What you will do
Copy out every entry precisely.

Excerpts from an interface dataset:
# # #
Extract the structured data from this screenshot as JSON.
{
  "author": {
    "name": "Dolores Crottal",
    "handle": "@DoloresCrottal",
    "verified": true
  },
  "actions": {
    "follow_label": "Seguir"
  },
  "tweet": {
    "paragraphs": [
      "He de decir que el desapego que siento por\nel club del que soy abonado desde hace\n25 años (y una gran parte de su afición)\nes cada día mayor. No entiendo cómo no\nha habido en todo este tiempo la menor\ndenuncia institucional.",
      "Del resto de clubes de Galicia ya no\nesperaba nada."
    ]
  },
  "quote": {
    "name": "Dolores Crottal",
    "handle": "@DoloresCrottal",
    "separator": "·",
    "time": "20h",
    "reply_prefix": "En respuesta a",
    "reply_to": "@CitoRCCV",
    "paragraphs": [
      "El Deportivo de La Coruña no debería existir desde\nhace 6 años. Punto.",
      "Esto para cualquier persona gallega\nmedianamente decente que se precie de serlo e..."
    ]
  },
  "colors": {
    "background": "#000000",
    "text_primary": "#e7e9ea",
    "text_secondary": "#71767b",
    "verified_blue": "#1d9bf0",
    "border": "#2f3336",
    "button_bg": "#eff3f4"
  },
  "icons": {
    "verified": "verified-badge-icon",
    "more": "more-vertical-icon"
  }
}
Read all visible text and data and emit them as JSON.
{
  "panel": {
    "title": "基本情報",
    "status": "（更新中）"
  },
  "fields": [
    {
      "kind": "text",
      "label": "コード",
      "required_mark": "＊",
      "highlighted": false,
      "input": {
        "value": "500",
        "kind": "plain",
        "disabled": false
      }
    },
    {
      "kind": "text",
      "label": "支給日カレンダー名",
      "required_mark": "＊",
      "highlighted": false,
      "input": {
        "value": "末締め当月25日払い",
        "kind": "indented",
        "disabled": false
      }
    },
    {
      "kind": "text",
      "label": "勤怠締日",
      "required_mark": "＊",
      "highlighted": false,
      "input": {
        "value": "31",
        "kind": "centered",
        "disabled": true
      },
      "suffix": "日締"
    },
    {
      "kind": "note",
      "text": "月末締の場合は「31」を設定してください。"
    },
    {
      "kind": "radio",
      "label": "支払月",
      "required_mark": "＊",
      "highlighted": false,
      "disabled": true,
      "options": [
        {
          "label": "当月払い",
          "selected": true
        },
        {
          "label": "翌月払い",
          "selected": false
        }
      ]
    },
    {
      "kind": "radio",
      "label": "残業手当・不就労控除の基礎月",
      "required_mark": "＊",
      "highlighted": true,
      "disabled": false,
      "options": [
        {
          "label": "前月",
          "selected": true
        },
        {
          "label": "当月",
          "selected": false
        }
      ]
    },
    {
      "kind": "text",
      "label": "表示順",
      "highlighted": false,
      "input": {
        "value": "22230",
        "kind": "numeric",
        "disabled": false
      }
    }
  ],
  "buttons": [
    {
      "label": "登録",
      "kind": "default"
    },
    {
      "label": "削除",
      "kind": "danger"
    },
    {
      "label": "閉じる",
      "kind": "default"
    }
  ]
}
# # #
Solution to this task
Extract the structured data from this screenshot as JSON.
{
  "author": {
    "name": "Dolores Crottal",
    "handle": "@DoloresCrottal",
    "verified": true
  },
  "actions": {
    "follow_label": "Seguir"
  },
  "tweet": {
    "paragraphs": [
      "He de decir que el desapego que siento por\nel club del que soy abonado desde hace\n25 años (y una gran parte de su afición)\nes cada día mayor. No entiendo cómo no\nha habido en todo este tiempo la menor\ndenuncia institucional.",
      "Del resto de clubes de Galicia ya no\nesperaba nada."
    ]
  },
  "quote": {
    "name": "Dolores Crottal",
    "handle": "@DoloresCrottal",
    "separator": "·",
    "time": "20h",
    "reply_prefix": "En respuesta a",
    "reply_to": "@CitoRCCV",
    "paragraphs": [
      "El Deportivo de La Coruña no debería existir desde\nhace 6 años. Punto.",
      "Esto para cualquier persona gallega\nmedianamente decente que se precie de serlo e..."
    ]
  },
  "colors": {
    "background": "#000000",
    "text_primary": "#e7e9ea",
    "text_secondary": "#71767b",
    "verified_blue": "#1d9bf0",
    "border": "#2f3336",
    "button_bg": "#eff3f4"
  },
  "icons": {
    "verified": "verified-badge-icon",
    "more": "more-vertical-icon"
  }
}
Read all visible text and data and emit them as JSON.
{
  "panel": {
    "title": "基本情報",
    "status": "（更新中）"
  },
  "fields": [
    {
      "kind": "text",
      "label": "コード",
      "required_mark": "＊",
      "highlighted": false,
      "input": {
        "value": "500",
        "kind": "plain",
        "disabled": false
      }
    },
    {
      "kind": "text",
      "label": "支給日カレンダー名",
      "required_mark": "＊",
      "highlighted": false,
      "input": {
        "value": "末締め当月25日払い",
        "kind": "indented",
        "disabled": false
      }
    },
    {
      "kind": "text",
      "label": "勤怠締日",
      "required_mark": "＊",
      "highlighted": false,
      "input": {
        "value": "31",
        "kind": "centered",
        "disabled": true
      },
      "suffix": "日締"
    },
    {
      "kind": "note",
      "text": "月末締の場合は「31」を設定してください。"
    },
    {
      "kind": "radio",
      "label": "支払月",
      "required_mark": "＊",
      "highlighted": false,
      "disabled": true,
      "options": [
        {
          "label": "当月払い",
          "selected": true
        },
        {
          "label": "翌月払い",
          "selected": false
        }
      ]
    },
    {
      "kind": "radio",
      "label": "残業手当・不就労控除の基礎月",
      "required_mark": "＊",
      "highlighted": true,
      "disabled": false,
      "options": [
        {
          "label": "前月",
          "selected": true
        },
        {
          "label": "当月",
          "selected": false
        }
      ]
    },
    {
      "kind": "text",
      "label": "表示順",
      "highlighted": false,
      "input": {
        "value": "22230",
        "kind": "numeric",
        "disabled": false
      }
    }
  ],
  "buttons": [
    {
      "label": "登録",
      "kind": "default"
    },
    {
      "label": "削除",
      "kind": "danger"
    },
    {
      "label": "閉じる",
      "kind": "default"
    }
  ]
}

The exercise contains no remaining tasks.